It’s a perfect metaphor for the seemingly intractable conflict that roils this tiny nation. And it’s to the great merit of Neve Shalom/Wahat-al-Salaam that its residents have created a community and a school in which the next generation can realize their interconnectedness.
Did Michal go back to the school for grade 2? Is she still there? She would be nearly 12 now. How have her dreams been changed by living together with people whom her uncle considers “the enemy”? And what has she brought home to share with her own family from the Oasis of Peace? First Lesson leaves a viewer thinking about these questions and many more, thanks to its intimate portrait, through the life of one young girl, of this imperfect utopia built by Arabs and Jews alike.
Neve Shalom/Wahad al-Salam
It’s been a hectic first week of my research trip in Israel: I arrived with Jerry, my research assistant and cultural guide, Sunday just before noon. We grabbed a rental car and drove to Neve Shalom/Wahat-al Salam, where we stayed for four nights at a guest house at this unique community. After dropping our bags, we got an introduction to Neve Shalom/Wahad al-Salam from Abdessalam Najjar, one of the earliest residents. The community was founded about 30 years ago, just off the Tel-Aviv/Jerusalem highway, as a place where Arabs and Jews could live in peaceful co-existence, while also running programs that encourage dialogue to help others do the same. Today, there is a long waitlist of other Arab and Jewish residents of Israel keen to take up residence. (Space on the limited amount of land, donated in a covenant by the nearby Latrun Monastery, is the main issue holding back expansion.) Abdesssalam admitted that his community is far from typical in his country; in fact, the government likes to use Neve Shalom in its feel-good press relations while giving no financial or other support to the community itself. Rather, it’s something of an isolated island of middle-class professionals who have managed to find a way of living with the conflict that divides this country while not ignoring it. It’s also a beautiful neighbourhood in an idyllic rural setting where the coastal plains start to rise toward the hills of Jerusalem—a soothing setting to sleep off some jet-lag while still running around and doing interviews.
Next, we had tea at Kibbutz Revadim (where Jerry’s sister, a ceramics artist lives), and spoke with Uri Pinkerfeld, a founder as well as an activist who acts to protect Palestinian olive groves from destruction by settlers.

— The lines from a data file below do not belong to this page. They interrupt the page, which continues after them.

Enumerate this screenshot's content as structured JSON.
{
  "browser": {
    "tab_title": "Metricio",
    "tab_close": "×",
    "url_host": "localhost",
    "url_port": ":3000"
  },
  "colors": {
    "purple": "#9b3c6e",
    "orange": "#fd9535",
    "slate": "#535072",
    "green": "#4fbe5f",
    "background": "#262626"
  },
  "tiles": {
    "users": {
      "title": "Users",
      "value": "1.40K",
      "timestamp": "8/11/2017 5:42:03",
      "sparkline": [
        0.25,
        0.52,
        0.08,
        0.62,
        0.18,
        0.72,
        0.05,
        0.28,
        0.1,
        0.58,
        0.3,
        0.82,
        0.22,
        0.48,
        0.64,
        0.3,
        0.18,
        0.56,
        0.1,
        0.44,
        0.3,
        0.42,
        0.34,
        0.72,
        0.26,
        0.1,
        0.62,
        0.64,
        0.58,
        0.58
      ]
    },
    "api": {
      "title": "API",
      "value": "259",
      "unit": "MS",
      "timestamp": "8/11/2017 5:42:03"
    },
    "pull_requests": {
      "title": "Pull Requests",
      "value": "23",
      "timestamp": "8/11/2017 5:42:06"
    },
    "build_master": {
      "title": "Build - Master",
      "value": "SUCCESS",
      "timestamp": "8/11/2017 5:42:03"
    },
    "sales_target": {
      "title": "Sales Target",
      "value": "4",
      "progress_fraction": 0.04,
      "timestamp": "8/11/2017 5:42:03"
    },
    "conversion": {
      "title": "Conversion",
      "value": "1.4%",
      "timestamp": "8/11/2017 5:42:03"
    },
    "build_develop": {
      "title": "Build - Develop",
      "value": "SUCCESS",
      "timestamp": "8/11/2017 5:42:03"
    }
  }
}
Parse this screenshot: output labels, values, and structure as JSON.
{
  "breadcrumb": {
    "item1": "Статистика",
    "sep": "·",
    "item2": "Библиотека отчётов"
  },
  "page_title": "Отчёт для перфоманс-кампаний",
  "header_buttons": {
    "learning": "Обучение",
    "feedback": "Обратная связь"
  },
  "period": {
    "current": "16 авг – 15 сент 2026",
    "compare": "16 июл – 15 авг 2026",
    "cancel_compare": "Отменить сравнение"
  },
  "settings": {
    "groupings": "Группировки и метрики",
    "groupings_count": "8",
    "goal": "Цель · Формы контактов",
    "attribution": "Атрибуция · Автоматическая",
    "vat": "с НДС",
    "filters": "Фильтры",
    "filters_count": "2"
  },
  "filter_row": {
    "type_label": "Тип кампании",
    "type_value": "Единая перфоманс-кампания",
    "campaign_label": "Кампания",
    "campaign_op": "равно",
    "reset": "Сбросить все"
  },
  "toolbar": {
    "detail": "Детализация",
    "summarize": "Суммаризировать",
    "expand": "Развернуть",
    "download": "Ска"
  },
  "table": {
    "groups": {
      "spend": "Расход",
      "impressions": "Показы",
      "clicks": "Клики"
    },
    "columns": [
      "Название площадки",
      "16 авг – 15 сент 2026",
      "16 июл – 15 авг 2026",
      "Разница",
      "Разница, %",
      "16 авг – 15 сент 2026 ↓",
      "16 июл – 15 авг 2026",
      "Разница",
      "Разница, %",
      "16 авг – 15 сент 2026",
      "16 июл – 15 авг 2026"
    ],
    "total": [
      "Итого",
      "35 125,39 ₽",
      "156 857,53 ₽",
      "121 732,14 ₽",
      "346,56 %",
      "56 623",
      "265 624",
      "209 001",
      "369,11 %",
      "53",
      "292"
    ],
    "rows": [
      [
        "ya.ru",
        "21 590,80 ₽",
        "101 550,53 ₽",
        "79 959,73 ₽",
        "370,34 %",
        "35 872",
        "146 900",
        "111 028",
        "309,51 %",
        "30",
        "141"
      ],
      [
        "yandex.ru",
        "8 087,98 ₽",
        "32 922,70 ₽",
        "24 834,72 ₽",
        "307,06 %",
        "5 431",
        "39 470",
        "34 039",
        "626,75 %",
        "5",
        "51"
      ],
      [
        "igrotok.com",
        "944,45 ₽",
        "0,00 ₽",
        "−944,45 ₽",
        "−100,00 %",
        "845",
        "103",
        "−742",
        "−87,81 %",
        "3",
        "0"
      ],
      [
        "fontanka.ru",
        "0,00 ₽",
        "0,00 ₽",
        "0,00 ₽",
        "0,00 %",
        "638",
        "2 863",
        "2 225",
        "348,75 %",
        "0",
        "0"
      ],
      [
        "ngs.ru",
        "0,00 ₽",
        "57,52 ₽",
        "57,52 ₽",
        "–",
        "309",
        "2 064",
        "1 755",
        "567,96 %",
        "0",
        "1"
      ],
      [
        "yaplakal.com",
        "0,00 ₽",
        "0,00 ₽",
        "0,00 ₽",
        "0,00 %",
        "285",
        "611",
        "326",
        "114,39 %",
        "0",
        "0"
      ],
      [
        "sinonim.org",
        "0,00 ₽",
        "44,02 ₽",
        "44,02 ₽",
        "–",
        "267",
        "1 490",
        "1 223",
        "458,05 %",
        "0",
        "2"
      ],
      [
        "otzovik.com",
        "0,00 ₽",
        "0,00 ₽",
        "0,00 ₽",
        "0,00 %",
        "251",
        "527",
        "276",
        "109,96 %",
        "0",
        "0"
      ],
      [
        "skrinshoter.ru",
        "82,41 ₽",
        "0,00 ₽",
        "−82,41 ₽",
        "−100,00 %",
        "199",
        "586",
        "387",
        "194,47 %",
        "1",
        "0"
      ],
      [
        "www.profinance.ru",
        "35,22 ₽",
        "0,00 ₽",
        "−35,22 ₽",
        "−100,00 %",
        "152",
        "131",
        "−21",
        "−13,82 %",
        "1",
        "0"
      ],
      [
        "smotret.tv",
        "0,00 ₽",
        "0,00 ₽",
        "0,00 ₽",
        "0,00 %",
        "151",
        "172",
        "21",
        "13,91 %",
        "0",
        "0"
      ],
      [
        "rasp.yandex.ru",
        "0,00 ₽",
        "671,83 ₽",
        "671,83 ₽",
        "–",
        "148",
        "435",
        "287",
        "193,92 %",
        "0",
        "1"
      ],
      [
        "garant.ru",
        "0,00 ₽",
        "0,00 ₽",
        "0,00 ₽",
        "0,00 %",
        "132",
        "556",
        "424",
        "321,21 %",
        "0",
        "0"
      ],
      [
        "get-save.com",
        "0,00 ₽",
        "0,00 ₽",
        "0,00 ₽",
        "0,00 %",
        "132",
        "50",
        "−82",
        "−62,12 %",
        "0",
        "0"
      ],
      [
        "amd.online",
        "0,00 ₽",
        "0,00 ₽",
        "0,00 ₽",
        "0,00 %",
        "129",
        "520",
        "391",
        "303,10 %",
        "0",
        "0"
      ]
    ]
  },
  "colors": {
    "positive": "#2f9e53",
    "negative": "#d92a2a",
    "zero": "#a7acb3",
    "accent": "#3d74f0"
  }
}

He told us about the early history of the kibbutz, which was originally near Jerusalem but captured and then relocated during and after the War of 1948, and the process of privatization that it underwent, after careful consideration by its members. This “change” was less traumatic at Revadim, which wasn’t in as deep financial crisis as many kibbutzim.